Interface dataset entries

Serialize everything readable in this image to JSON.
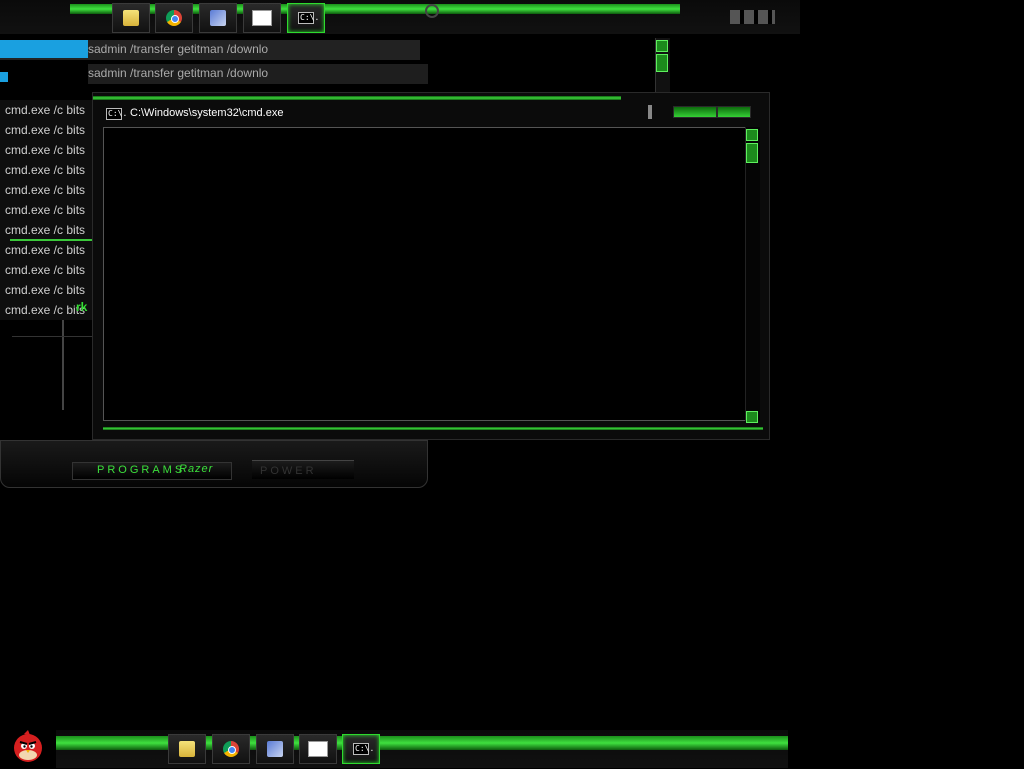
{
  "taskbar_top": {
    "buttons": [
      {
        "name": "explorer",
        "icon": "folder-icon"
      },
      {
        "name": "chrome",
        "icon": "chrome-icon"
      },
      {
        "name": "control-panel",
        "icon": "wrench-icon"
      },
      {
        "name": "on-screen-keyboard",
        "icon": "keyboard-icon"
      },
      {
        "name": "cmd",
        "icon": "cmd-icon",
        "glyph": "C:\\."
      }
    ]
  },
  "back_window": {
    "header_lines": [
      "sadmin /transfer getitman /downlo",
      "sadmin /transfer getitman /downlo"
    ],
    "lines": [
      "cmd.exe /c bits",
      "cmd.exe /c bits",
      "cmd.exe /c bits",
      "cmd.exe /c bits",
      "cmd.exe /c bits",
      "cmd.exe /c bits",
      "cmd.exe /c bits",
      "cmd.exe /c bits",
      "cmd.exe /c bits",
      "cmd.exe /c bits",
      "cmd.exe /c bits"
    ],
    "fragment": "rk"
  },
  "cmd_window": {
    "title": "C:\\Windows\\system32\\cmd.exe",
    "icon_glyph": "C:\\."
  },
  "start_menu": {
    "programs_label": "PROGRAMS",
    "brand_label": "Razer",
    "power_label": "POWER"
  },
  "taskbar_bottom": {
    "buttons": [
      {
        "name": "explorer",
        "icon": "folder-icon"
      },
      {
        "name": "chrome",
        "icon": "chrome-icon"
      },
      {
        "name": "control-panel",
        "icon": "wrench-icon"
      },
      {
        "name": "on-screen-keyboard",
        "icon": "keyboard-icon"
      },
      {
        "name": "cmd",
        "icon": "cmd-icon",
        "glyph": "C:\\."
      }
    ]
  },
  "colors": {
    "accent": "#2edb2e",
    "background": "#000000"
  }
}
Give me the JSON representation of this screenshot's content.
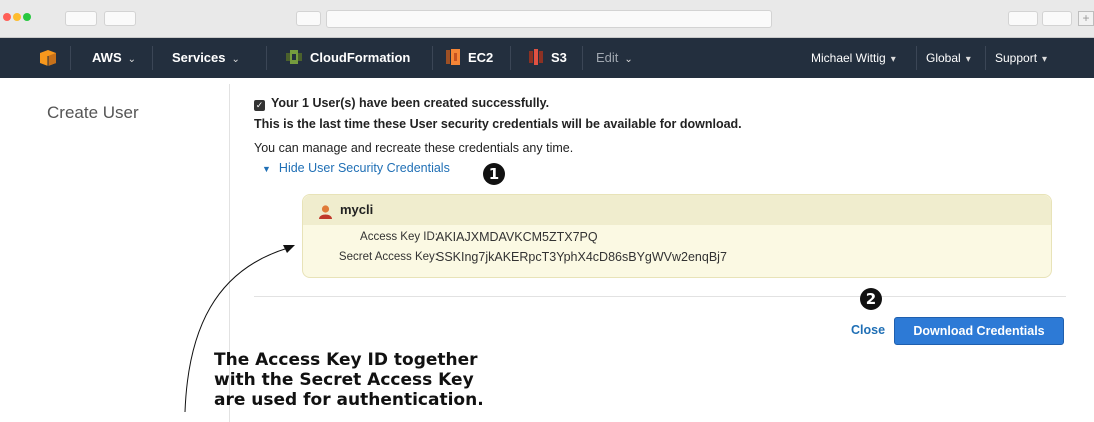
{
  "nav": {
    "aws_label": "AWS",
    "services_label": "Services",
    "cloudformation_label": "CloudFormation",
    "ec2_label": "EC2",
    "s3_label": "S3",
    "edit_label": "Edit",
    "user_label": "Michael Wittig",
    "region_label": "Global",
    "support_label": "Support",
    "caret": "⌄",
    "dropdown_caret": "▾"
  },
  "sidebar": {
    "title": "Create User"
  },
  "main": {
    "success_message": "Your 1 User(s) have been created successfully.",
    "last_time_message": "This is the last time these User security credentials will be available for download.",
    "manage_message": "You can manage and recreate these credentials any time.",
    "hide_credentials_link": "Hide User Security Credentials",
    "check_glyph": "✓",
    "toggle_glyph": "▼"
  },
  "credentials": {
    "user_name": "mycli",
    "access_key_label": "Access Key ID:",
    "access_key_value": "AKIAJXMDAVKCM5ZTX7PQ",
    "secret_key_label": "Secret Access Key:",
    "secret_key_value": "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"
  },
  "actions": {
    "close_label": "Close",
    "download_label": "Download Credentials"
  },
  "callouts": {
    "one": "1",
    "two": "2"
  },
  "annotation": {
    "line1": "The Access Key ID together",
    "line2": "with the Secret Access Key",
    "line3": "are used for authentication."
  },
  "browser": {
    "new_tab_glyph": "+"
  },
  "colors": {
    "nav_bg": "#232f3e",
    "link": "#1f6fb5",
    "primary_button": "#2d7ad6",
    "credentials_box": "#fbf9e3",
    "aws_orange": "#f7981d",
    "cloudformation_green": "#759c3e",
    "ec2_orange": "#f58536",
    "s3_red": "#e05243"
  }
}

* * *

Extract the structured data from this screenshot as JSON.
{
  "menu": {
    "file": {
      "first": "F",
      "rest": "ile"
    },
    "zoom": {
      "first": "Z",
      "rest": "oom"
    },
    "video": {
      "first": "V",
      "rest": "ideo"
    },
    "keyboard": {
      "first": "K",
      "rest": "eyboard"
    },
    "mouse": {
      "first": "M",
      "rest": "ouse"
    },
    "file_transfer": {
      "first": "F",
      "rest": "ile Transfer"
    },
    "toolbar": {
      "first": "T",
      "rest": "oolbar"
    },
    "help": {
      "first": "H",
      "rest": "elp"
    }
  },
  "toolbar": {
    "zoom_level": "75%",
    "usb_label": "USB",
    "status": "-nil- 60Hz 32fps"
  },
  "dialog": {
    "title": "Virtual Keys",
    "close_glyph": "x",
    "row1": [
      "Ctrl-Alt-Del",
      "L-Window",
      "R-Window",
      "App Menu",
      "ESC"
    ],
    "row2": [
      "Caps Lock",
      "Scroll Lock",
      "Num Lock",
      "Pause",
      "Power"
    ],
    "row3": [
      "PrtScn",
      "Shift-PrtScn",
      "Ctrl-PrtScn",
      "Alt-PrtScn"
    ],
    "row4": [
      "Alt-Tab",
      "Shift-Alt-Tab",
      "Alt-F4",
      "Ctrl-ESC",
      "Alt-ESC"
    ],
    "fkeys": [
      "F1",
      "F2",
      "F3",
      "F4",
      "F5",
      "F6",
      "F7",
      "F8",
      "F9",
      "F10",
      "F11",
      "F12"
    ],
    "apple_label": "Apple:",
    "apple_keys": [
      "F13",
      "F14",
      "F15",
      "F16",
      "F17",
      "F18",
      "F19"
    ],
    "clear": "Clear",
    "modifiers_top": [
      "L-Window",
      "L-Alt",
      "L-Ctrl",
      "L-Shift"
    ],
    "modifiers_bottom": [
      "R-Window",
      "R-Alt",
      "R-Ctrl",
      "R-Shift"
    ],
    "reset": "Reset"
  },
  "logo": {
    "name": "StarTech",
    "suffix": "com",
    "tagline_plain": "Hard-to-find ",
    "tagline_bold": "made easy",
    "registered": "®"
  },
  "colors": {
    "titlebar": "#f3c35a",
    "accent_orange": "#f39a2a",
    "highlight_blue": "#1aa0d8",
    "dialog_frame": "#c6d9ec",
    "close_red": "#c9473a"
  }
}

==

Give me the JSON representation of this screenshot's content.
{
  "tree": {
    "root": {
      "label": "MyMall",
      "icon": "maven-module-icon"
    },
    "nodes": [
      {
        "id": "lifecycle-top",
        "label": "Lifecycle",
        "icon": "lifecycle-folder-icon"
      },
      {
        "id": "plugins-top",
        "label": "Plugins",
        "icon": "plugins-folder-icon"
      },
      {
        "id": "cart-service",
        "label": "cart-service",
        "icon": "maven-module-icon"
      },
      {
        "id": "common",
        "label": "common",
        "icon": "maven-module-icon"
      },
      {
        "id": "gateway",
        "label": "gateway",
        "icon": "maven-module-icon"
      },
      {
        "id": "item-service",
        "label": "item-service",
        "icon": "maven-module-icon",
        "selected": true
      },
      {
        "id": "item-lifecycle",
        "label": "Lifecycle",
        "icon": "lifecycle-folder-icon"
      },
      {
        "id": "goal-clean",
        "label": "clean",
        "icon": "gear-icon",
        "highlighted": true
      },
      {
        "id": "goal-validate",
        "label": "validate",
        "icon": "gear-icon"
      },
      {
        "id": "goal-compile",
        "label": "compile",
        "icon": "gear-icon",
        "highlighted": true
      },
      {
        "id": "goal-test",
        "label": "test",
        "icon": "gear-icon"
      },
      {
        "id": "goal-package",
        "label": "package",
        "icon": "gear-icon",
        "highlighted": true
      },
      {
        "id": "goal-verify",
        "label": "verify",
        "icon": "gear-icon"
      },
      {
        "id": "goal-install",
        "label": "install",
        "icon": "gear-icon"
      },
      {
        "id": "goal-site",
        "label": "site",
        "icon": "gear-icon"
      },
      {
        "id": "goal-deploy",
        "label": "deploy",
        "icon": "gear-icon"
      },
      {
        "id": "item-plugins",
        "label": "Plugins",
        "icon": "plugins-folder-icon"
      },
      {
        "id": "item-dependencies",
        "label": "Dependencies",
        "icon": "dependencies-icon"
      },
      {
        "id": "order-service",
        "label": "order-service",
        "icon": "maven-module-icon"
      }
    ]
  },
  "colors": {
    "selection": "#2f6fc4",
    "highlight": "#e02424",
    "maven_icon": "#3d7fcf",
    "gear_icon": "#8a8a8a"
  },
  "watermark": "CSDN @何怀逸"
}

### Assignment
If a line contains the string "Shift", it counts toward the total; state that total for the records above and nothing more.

### Expected answer
4